Drinking water can come from different sources depending on where we live in the world. Three sources that are used to collect drinking water are:
Water is in continuous movement on, above, and below the surface of the earth. As water is recycled through the earth, it picks up many things along its path. Water quality will vary from place to place, with the seasons, and with the various kinds of rock and soil it moves through.
For the most part, it is largely natural processes that affect water quality. For instance, water moving through underground rocks and soils may pick up natural contaminants, even with no human activity or pollution in the area.
In addition to nature’s influence, water is also polluted by human activities, such as open defecation, dumping garbage, poor agricultural practices, and chemical spills at industrial sites (see also water source protection).
Even though water may be clear, it does not necessarily mean that it is safe for us to drink. It is important for us to judge the safety of water by taking the following three qualities into consideration (see also pathogens and contaminants):
- Microbiological – bacteria, viruses, protozoa, and worms
- Chemical – minerals, metals and chemicals
- Physical – temperature, colour, smell, taste and turbidity
Safe drinking water should have the following microbiological, chemical and physical qualities:
- Free of pathogens
- Low in concentrations of toxic chemicals
- Tasteless and colourless (for aesthetic purposes)
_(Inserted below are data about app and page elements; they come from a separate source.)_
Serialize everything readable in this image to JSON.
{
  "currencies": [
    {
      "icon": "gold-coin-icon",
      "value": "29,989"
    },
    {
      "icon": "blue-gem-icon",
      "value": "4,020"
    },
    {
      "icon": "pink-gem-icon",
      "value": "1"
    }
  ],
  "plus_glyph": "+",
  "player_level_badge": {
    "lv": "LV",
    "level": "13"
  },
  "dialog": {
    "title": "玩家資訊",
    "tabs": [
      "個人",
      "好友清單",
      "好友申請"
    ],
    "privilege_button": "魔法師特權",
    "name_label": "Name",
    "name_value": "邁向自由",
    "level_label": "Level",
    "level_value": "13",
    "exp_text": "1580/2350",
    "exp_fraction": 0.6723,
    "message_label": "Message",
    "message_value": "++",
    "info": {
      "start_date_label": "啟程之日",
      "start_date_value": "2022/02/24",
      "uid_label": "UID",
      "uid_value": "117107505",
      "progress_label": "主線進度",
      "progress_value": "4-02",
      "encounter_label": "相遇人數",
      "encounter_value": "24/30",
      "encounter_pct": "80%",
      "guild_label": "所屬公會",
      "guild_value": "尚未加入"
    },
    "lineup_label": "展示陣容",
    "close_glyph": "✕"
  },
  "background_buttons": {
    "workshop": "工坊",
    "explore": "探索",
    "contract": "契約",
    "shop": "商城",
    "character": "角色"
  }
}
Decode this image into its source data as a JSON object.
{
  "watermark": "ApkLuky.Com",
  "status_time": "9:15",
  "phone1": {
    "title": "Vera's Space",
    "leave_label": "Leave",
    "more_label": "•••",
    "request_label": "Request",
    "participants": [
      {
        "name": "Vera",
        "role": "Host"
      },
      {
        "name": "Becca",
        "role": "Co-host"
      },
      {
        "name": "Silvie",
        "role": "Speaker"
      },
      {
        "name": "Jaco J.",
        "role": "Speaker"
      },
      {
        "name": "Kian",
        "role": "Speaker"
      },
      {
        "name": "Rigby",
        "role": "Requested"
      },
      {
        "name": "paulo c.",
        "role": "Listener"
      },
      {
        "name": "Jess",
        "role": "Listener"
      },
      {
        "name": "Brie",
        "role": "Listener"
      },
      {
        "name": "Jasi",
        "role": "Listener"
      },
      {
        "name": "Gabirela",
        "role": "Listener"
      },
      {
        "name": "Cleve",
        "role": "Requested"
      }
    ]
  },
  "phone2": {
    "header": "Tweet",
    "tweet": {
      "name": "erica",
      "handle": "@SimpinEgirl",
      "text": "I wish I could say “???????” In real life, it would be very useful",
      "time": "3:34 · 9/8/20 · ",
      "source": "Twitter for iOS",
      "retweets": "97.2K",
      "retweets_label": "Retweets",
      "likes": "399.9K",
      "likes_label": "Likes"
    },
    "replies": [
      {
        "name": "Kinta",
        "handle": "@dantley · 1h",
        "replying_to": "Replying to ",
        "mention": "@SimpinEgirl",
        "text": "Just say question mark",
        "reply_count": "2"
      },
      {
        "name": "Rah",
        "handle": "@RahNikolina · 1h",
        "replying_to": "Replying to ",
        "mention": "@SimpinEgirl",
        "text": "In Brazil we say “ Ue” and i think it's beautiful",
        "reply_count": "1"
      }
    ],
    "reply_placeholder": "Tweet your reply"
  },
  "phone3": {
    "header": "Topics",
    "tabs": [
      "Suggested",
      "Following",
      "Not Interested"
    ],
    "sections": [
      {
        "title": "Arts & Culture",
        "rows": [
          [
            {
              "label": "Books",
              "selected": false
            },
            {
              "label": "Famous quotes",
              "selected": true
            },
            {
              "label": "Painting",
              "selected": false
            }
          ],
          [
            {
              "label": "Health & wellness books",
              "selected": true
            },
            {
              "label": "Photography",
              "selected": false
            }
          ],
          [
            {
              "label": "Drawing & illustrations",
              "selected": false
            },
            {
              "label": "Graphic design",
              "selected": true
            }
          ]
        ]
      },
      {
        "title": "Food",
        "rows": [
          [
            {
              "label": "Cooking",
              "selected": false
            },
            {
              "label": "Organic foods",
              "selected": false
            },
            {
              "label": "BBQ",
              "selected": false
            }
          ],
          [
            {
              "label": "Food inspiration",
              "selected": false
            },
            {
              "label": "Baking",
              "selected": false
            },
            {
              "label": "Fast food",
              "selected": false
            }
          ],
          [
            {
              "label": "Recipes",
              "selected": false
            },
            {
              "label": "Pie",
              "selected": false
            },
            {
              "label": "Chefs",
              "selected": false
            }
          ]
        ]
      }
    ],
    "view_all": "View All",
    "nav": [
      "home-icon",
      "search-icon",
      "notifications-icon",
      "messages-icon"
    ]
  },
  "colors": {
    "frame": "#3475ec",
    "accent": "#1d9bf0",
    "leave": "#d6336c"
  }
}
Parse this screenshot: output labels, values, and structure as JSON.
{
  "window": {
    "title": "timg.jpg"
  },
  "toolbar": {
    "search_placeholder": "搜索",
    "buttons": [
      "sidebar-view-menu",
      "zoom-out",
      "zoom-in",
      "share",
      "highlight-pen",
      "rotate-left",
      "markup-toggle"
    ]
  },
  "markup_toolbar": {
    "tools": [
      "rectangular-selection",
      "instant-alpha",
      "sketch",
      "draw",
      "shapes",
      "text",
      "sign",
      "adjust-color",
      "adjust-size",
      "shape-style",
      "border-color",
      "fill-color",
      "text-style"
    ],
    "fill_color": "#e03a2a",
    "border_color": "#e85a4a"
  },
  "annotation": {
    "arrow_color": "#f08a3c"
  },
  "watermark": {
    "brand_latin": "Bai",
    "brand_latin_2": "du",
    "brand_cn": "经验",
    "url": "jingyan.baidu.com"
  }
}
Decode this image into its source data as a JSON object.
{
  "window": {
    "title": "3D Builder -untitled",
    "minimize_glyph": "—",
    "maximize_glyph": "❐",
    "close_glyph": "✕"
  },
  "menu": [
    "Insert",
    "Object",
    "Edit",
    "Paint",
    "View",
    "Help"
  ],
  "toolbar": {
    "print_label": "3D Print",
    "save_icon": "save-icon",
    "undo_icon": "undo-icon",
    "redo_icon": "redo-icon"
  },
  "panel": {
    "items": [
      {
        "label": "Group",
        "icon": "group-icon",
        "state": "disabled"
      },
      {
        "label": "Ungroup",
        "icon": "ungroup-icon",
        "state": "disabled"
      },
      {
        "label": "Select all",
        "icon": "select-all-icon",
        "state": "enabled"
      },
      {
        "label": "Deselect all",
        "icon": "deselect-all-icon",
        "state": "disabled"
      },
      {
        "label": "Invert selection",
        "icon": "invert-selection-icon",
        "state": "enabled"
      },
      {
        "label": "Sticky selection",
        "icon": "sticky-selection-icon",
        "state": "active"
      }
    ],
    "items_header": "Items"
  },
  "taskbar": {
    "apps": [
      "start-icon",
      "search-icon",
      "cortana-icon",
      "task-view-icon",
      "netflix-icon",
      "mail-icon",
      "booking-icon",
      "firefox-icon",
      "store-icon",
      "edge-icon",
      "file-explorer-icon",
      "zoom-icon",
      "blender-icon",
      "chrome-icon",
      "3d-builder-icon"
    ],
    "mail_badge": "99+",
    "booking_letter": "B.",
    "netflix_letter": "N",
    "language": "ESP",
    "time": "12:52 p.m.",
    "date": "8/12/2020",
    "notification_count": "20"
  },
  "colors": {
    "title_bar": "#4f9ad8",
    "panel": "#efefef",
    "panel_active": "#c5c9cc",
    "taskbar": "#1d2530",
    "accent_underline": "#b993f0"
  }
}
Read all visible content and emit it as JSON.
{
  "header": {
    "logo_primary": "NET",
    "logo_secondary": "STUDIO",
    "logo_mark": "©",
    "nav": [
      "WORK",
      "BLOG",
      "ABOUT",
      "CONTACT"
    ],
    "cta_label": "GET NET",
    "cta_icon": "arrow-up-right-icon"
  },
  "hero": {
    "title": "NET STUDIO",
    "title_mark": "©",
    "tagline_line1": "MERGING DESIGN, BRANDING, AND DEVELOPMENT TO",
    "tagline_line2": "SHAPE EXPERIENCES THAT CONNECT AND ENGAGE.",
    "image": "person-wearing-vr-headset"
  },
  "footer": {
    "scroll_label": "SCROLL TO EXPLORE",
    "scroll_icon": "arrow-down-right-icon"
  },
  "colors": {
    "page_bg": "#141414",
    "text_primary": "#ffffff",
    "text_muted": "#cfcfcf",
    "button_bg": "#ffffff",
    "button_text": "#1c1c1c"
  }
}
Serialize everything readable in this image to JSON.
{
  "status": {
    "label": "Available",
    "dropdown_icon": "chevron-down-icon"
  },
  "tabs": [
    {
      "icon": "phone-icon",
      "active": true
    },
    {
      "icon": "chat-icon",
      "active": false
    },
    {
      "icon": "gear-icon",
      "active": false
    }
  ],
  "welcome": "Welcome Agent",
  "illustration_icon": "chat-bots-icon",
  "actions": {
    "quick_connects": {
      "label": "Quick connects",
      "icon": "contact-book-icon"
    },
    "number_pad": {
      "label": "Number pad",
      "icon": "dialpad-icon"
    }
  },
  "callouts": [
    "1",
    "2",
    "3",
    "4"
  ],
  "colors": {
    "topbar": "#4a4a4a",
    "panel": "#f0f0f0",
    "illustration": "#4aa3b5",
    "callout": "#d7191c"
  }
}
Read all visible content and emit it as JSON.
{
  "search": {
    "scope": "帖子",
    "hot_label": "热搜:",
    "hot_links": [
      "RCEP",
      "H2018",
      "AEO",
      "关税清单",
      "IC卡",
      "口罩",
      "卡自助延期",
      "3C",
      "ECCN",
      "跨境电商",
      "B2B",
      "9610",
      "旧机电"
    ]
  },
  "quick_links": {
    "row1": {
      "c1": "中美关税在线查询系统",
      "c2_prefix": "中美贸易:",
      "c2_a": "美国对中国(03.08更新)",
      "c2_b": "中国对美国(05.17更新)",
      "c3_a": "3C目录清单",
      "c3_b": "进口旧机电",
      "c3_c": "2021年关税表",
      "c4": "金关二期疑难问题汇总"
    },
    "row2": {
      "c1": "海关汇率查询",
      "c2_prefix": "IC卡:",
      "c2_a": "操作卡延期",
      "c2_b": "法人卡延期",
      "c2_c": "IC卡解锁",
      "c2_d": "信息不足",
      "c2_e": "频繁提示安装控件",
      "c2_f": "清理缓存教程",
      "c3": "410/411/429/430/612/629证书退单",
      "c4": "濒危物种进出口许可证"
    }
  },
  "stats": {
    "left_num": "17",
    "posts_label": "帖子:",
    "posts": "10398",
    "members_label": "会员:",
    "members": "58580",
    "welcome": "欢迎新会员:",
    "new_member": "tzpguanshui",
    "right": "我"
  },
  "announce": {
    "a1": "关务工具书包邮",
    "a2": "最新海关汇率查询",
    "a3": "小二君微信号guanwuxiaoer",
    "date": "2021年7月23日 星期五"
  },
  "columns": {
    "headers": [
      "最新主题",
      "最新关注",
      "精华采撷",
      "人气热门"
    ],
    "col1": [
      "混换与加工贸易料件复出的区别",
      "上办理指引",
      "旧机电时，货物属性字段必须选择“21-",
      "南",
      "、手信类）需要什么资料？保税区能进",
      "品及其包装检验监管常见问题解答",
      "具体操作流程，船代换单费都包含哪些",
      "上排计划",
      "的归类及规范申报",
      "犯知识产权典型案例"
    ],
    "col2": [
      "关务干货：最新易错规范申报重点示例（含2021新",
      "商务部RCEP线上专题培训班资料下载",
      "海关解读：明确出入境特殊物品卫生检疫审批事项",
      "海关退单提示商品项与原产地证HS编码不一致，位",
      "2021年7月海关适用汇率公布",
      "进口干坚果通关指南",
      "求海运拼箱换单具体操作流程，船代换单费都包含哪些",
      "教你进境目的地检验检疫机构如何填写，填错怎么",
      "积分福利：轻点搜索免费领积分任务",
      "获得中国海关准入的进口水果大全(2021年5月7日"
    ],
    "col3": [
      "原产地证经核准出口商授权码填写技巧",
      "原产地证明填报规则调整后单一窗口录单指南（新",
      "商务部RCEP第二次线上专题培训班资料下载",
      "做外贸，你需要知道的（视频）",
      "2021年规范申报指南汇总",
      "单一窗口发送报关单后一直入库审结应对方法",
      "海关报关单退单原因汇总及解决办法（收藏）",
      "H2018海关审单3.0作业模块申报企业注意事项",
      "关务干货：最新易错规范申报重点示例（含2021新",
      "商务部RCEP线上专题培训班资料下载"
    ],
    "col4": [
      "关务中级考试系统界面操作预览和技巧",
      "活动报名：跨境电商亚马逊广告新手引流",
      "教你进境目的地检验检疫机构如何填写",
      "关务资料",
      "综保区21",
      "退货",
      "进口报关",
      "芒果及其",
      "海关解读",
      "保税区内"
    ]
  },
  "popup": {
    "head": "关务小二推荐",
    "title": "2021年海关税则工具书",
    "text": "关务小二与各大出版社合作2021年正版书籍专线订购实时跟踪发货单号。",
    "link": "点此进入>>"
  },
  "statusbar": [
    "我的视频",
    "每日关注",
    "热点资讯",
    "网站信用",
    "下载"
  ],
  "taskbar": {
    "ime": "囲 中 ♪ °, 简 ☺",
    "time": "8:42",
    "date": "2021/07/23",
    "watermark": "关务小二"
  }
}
When considering drinking water quality, microbiological contamination is the main concern in most cases since it is responsible for the majority of illnesses and deaths related to drinking unsafe water. Learn more about water purification.